Data listing:
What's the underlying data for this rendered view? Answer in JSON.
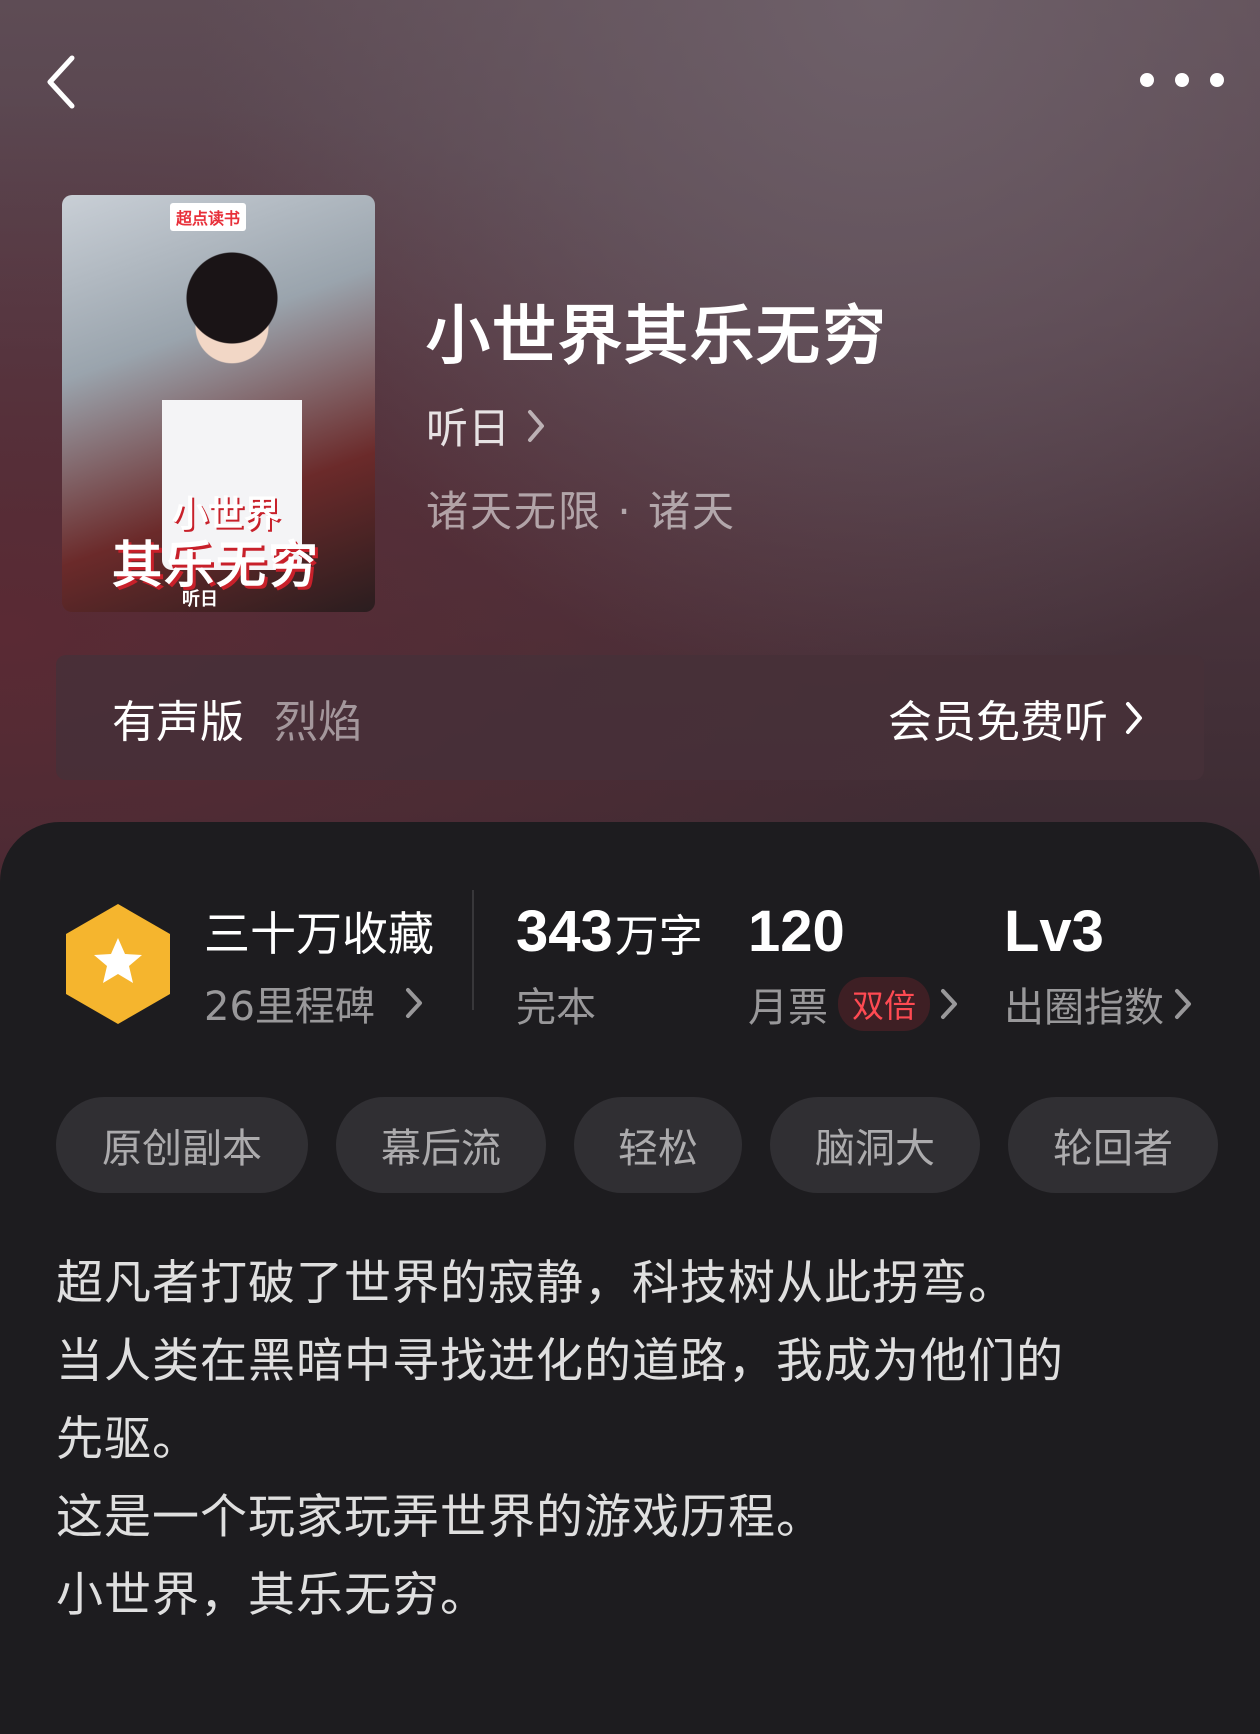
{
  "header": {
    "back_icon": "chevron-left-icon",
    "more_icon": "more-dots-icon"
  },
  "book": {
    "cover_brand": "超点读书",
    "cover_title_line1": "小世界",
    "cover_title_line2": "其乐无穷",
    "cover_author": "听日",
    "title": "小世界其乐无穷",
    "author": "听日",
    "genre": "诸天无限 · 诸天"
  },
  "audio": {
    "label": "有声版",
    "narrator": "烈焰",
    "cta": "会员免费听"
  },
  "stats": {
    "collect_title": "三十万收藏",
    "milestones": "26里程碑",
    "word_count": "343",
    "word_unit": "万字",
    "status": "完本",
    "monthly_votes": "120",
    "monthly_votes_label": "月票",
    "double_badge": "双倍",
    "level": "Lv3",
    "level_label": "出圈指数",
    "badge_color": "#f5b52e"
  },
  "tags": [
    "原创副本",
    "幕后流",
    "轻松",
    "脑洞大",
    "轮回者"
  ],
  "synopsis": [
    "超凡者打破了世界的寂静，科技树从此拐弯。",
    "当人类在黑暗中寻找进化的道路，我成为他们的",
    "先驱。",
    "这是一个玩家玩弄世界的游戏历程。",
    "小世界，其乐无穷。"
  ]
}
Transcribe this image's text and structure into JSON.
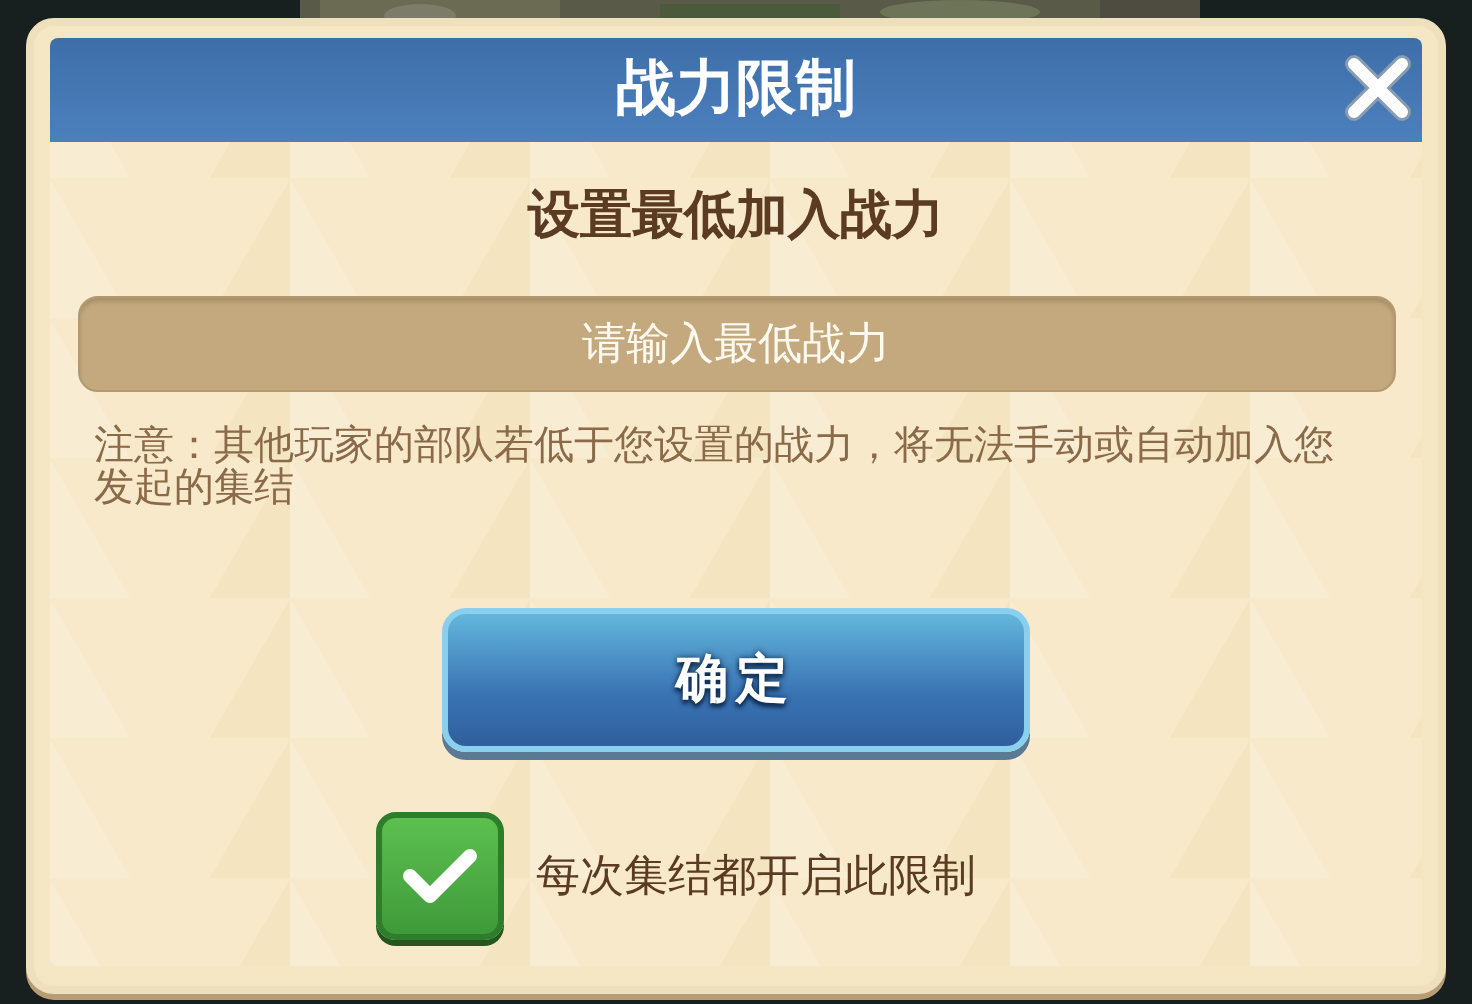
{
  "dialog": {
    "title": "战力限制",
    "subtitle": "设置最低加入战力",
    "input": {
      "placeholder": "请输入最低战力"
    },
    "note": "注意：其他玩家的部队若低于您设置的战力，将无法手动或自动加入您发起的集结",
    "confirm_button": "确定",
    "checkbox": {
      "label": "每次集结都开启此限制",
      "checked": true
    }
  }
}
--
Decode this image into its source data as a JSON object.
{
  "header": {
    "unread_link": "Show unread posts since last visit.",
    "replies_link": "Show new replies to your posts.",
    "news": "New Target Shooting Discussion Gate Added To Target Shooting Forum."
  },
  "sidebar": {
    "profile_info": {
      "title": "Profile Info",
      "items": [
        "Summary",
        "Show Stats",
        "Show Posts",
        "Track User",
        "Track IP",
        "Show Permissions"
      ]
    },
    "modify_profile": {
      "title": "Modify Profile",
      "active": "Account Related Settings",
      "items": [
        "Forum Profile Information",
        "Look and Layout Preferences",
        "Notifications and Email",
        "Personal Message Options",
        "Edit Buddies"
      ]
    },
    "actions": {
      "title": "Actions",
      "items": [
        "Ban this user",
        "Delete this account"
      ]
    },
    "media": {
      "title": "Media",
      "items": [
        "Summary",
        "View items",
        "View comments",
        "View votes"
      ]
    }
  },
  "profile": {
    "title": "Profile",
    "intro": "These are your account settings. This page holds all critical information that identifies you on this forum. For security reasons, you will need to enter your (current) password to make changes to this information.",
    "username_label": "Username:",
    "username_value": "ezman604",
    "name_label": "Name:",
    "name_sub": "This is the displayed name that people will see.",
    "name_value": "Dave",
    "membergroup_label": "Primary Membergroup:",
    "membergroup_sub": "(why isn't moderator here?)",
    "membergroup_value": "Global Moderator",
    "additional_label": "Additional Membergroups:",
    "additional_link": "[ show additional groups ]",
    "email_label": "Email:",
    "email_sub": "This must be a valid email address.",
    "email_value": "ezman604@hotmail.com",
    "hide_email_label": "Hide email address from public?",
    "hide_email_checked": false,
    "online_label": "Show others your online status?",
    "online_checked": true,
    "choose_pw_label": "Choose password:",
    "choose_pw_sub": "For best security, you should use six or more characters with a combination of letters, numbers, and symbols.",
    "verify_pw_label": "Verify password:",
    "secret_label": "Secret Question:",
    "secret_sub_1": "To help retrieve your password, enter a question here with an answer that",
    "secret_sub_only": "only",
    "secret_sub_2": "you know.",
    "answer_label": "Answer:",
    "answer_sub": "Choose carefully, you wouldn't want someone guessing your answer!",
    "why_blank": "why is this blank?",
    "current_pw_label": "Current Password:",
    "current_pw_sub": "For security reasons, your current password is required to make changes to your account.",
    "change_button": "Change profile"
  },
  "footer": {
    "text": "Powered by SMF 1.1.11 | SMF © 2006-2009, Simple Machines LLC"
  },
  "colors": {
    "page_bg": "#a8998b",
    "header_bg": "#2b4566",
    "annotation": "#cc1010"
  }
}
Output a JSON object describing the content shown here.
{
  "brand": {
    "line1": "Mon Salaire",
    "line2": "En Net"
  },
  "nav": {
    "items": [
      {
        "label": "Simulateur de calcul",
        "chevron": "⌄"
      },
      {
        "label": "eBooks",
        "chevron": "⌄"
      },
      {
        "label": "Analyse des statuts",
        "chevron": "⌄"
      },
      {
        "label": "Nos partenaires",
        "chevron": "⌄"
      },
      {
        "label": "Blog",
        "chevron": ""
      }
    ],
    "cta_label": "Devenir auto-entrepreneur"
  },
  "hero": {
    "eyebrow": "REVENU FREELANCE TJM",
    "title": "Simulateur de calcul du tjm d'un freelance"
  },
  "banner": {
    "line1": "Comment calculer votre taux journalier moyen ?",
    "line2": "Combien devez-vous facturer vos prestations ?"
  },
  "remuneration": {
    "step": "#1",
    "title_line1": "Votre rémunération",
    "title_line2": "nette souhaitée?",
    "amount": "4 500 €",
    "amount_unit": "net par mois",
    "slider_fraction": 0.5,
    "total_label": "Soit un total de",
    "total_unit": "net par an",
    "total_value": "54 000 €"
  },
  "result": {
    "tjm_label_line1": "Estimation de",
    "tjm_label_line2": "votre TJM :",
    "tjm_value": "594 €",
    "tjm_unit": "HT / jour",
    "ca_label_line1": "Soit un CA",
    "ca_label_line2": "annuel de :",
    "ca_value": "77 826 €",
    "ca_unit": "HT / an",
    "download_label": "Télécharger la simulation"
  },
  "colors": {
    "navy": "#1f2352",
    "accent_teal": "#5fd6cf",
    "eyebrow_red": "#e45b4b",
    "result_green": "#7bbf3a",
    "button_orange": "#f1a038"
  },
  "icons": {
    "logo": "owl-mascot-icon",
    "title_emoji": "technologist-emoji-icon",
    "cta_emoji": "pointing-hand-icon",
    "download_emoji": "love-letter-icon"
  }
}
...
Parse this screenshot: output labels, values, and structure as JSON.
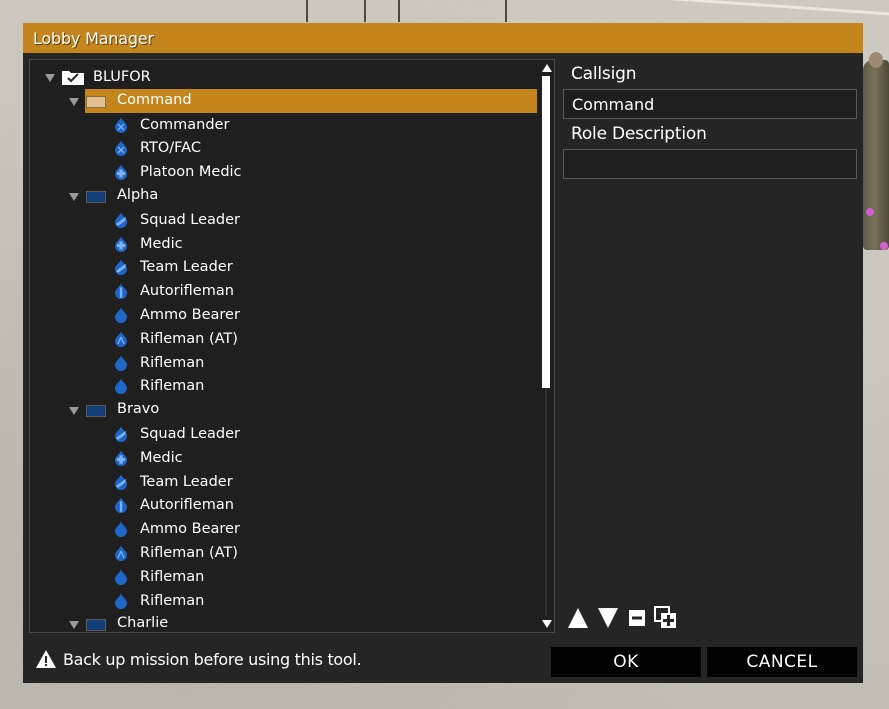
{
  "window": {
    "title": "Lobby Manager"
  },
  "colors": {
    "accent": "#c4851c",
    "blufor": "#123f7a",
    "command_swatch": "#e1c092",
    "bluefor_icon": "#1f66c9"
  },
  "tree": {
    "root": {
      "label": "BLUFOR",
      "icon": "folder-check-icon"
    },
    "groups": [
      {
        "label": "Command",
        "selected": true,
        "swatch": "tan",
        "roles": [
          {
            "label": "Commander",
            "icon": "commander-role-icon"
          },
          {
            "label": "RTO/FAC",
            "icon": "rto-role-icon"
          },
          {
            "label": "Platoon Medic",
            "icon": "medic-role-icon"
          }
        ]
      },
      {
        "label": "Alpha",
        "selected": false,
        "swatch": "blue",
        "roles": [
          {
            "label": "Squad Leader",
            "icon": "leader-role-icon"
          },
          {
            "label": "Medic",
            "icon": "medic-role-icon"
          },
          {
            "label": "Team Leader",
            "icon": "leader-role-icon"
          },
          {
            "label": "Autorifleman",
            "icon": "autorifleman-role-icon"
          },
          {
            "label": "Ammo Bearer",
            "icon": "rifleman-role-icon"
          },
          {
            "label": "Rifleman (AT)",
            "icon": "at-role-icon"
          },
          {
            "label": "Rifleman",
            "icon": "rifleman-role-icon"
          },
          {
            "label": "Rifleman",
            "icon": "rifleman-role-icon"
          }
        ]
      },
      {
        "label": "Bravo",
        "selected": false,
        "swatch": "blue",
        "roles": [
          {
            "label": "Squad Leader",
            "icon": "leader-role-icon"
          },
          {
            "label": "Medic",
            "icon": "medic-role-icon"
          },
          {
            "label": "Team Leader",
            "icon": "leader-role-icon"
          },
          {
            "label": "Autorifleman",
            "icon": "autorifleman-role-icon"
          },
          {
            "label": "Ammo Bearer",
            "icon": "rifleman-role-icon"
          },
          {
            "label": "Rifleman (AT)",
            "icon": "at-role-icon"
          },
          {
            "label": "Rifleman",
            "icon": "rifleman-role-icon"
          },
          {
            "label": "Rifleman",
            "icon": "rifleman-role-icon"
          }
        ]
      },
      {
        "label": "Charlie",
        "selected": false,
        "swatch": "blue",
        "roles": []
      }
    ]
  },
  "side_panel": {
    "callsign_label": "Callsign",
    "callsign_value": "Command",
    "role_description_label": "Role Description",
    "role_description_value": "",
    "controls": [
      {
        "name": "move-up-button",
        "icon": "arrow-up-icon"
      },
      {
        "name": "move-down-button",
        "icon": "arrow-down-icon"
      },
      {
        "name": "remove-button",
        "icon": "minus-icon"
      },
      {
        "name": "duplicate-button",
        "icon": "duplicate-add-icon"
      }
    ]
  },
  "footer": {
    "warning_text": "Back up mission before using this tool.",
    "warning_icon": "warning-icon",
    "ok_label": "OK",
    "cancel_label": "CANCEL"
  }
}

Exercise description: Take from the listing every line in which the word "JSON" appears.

Solution to this exercise:
What's the underlying data for this rendered view? Answer in JSON.
Transcribe this image's text and structure into JSON.
Decode this image into its source data as a JSON object.
Output a JSON object describing the content shown here.
Parse this screenshot: output labels, values, and structure as JSON.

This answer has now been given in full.